Bananas have long been a staple food in Uganda. Now a start-up in the East African nation hopes the fruit can yield even more value—and prevent waste in the process. The company has begun using a throw-away part of the plant: the stalk.
When God created bananas, He gifted humans with a nutrient-rich fruit. But it needed some adjusting to become the palatable lunchbox favorite we enjoy today. Humans crossed varieties to produce the mellow tasting, mostly seedless modern varieties we now consume by the bunches. Today’s bananas grow perfectly packaged in their own eco-friendly wrappers. They are rich in copper, magnesium, potassium, and vitamins B6 and C.
Uganda is a top-10 producer of bananas worldwide. In fact, 75% of all Ugandan farmers grow bananas. The yellow fruit—technically a berry!—nourishes people who sometimes experience food shortages. The United Nations estimates the average Ugandan consumes more than 440 pounds of bananas in a year.

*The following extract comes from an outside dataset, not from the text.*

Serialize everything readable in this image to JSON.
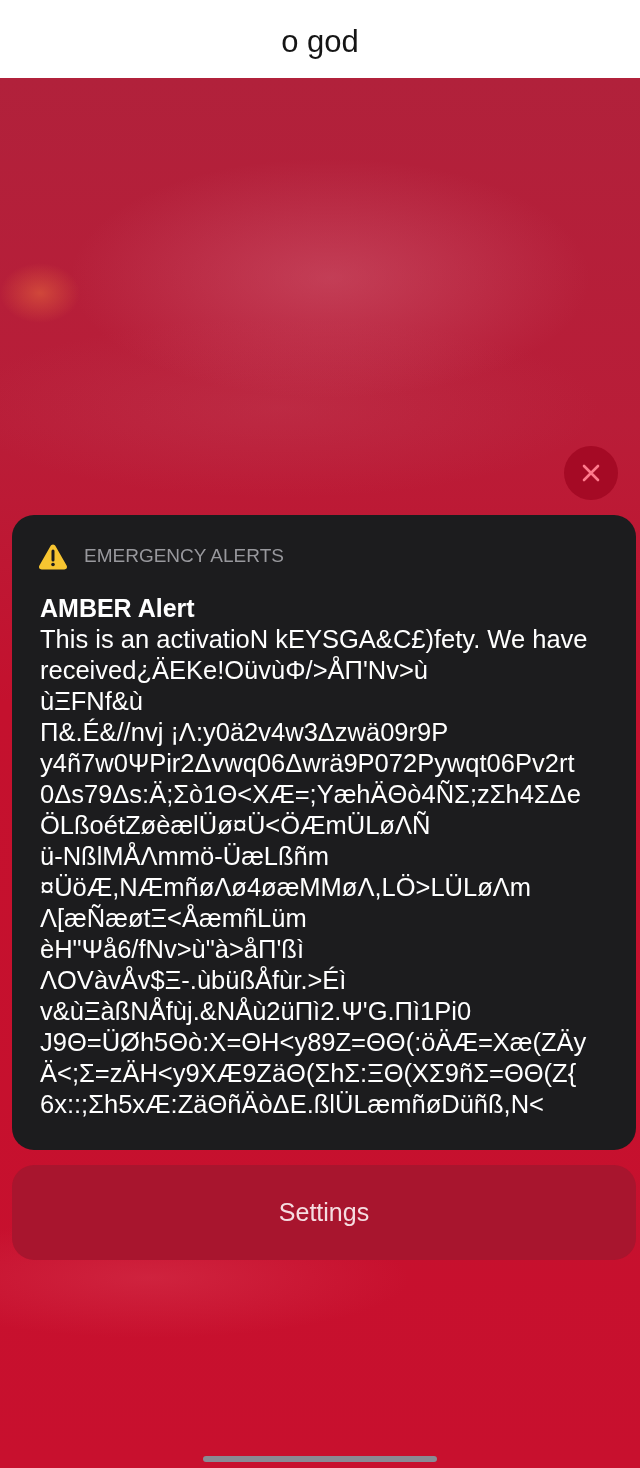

A banana plant produces only one bunch in its nine-month lifetime. When farmers lop bunches off, they leave the trunks to rot.
“We generate a lot of waste from the banana gardens,” says Kimani Muturi, managing director and founder of TexFad. “If this waste can be used for textiles, then we can be able to provide a sustainable product to the world.” He decided to extract the natural fibers from the discarded stalks.

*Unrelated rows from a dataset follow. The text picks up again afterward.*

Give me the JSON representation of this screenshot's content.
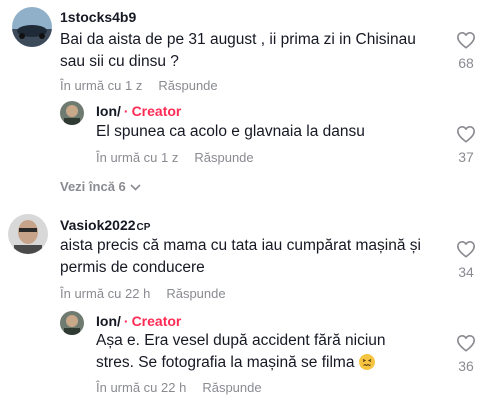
{
  "comments": [
    {
      "username": "1stocks4b9",
      "text": "Bai da aista de pe 31 august , ii prima zi in Chisinau sau sii cu dinsu ?",
      "time": "În urmă cu 1 z",
      "reply": "Răspunde",
      "likes": "68"
    },
    {
      "username": "Ion/",
      "creator": "Creator",
      "text": "El spunea ca acolo e glavnaia la dansu",
      "time": "În urmă cu 1 z",
      "reply": "Răspunde",
      "likes": "37"
    },
    {
      "username": "Vasiok2022",
      "badge": "CP",
      "text": "aista precis că mama cu tata iau cumpărat mașină și permis de conducere",
      "time": "În urmă cu 22 h",
      "reply": "Răspunde",
      "likes": "34"
    },
    {
      "username": "Ion/",
      "creator": "Creator",
      "text": "Așa e. Era vesel după accident fără niciun stres. Se fotografia la mașină se filma",
      "time": "În urmă cu 22 h",
      "reply": "Răspunde",
      "likes": "36"
    }
  ],
  "view_more": "Vezi încă 6",
  "icons": {
    "like": "heart-outline-icon",
    "chevron": "chevron-down-icon",
    "emoji": "confounded-face-emoji"
  },
  "colors": {
    "creator": "#fe2c55",
    "meta": "#8a8b91",
    "text": "#161823"
  }
}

At the TexFad plant in Mukono, just east of the capital Kampala, young men pile banana plant trunks in a heap. They split them with machetes and feed them into a machine. Long, leathery, moist fibers emerge. Workers hang them to dry before processing.
TexFad is experimenting with many uses for banana fibers. Carpets, placemats, lampshades, and cloth are currently in production. The company is testing other products, such as natural fiberglass and fire starter briquettes.
Muturi’s workers are also developing hair extension products from banana stalks. “The hair extensions we are making are highly biodegradable,” Muturi says. “After using, our ladies will go and bury them in the soil, and they will become manure for their vegetables.”
TexFad has 23 employees. It made about $41,000 in sales last year—its best since its 2013 launch.
This year, Muturi projects TexFad will make 2,400 carpets—more than double last year’s output. The company expects to ship banana-fiber carpets to the United States, United Kingdom, and Canada this summer.
Muturi thinks light, organically produced banana fibers could appear in paper products like money. One day, banana fiber may even replace synthetic fibers. Muturi calls it “the fiber of the future.”